Chavis would coach at Tennessee for 20 years and was promoted to defensive coordinator by Phillip Fulmer in 1995 and named assistant head coach in 1999.

Following the 2006 season, Chavis was chosen the Assistant Football Coach of the Year by the American Football Coaches Association.

Even in Fulmer’s last season as head coach at UT in 2008, Chavis’ defense was ranked No. 3 in the nation and first in the SEC in total defense.

Chavis went on to work as a defensive coordinator, linebacker coach and associate head coach at LSU (2009-2014) and Texas A&M (2015-2017) before going to Arkansas (2018-2019).

Chavis wasn’t formally introduced to the West team at the start of practice. The young players didn’t know who he was or his past.

“I would prefer it that way,” said Chavis. “I’m just a guy out here helping.”

When the team huddled up after practice, Francis quietly mentioned to the players that Chavis would be working with the defense and linebackers.

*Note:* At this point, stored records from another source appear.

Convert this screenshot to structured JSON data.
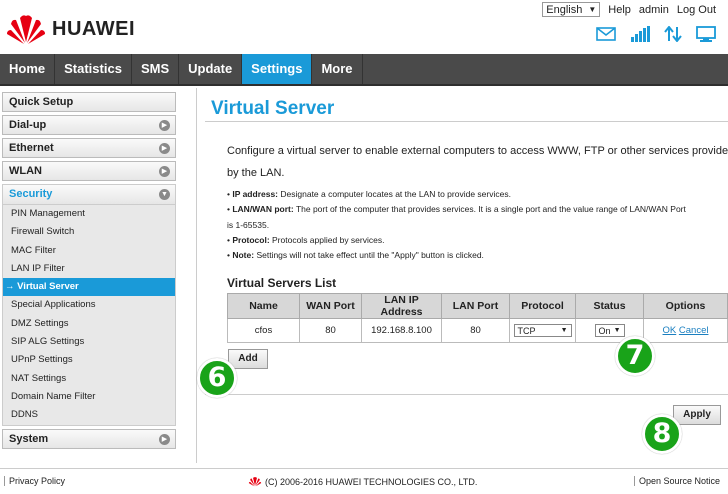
{
  "header": {
    "brand": "HUAWEI",
    "language": "English",
    "help": "Help",
    "user": "admin",
    "logout": "Log Out"
  },
  "nav": {
    "items": [
      "Home",
      "Statistics",
      "SMS",
      "Update",
      "Settings",
      "More"
    ],
    "active": "Settings"
  },
  "sidebar": {
    "quick_setup": "Quick Setup",
    "dialup": "Dial-up",
    "ethernet": "Ethernet",
    "wlan": "WLAN",
    "security": "Security",
    "security_items": [
      "PIN Management",
      "Firewall Switch",
      "MAC Filter",
      "LAN IP Filter",
      "→ Virtual Server",
      "Special Applications",
      "DMZ Settings",
      "SIP ALG Settings",
      "UPnP Settings",
      "NAT Settings",
      "Domain Name Filter",
      "DDNS"
    ],
    "system": "System"
  },
  "main": {
    "title": "Virtual Server",
    "desc_line1": "Configure a virtual server to enable external computers to access WWW, FTP or other services provided",
    "desc_line2": "by the LAN.",
    "bullets": {
      "ip_label": "IP address:",
      "ip_text": " Designate a computer locates at the LAN to provide services.",
      "port_label": "LAN/WAN port:",
      "port_text": " The port of the computer that provides services. It is a single port and the value range of LAN/WAN Port",
      "port_text2": "is 1-65535.",
      "protocol_label": "Protocol:",
      "protocol_text": " Protocols applied by services.",
      "note_label": "Note:",
      "note_text": " Settings will not take effect until the \"Apply\" button is clicked."
    },
    "list_title": "Virtual Servers List",
    "table": {
      "headers": [
        "Name",
        "WAN Port",
        "LAN IP Address",
        "LAN Port",
        "Protocol",
        "Status",
        "Options"
      ],
      "row": {
        "name": "cfos",
        "wan_port": "80",
        "lan_ip": "192.168.8.100",
        "lan_port": "80",
        "protocol": "TCP",
        "status": "On",
        "ok": "OK",
        "cancel": "Cancel"
      }
    },
    "add_button": "Add",
    "apply_button": "Apply"
  },
  "badges": {
    "six": "6",
    "seven": "7",
    "eight": "8"
  },
  "footer": {
    "privacy": "Privacy Policy",
    "copyright": "(C) 2006-2016 HUAWEI TECHNOLOGIES CO., LTD.",
    "open_source": "Open Source Notice"
  },
  "colors": {
    "accent": "#1a9ad8",
    "nav_bg": "#4a4a4a",
    "badge": "#19a319",
    "brand_red": "#e60012"
  }
}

“I’ve never heard of him,” joked Francis when asked about Chavis on his way to a parent meeting. “We got him off the waiver wire on the cheap.

“Seriously, “it’s great (to have him). I mean, you look at his record and what he’s done. The number of guys that he’s put in the NFL, the great players he’s coached and recruited, the big games he’s been in …”

And then kidding again, Francis added: “I’m worried because we play Gibbs that first game … and he won’t be able to handle it.”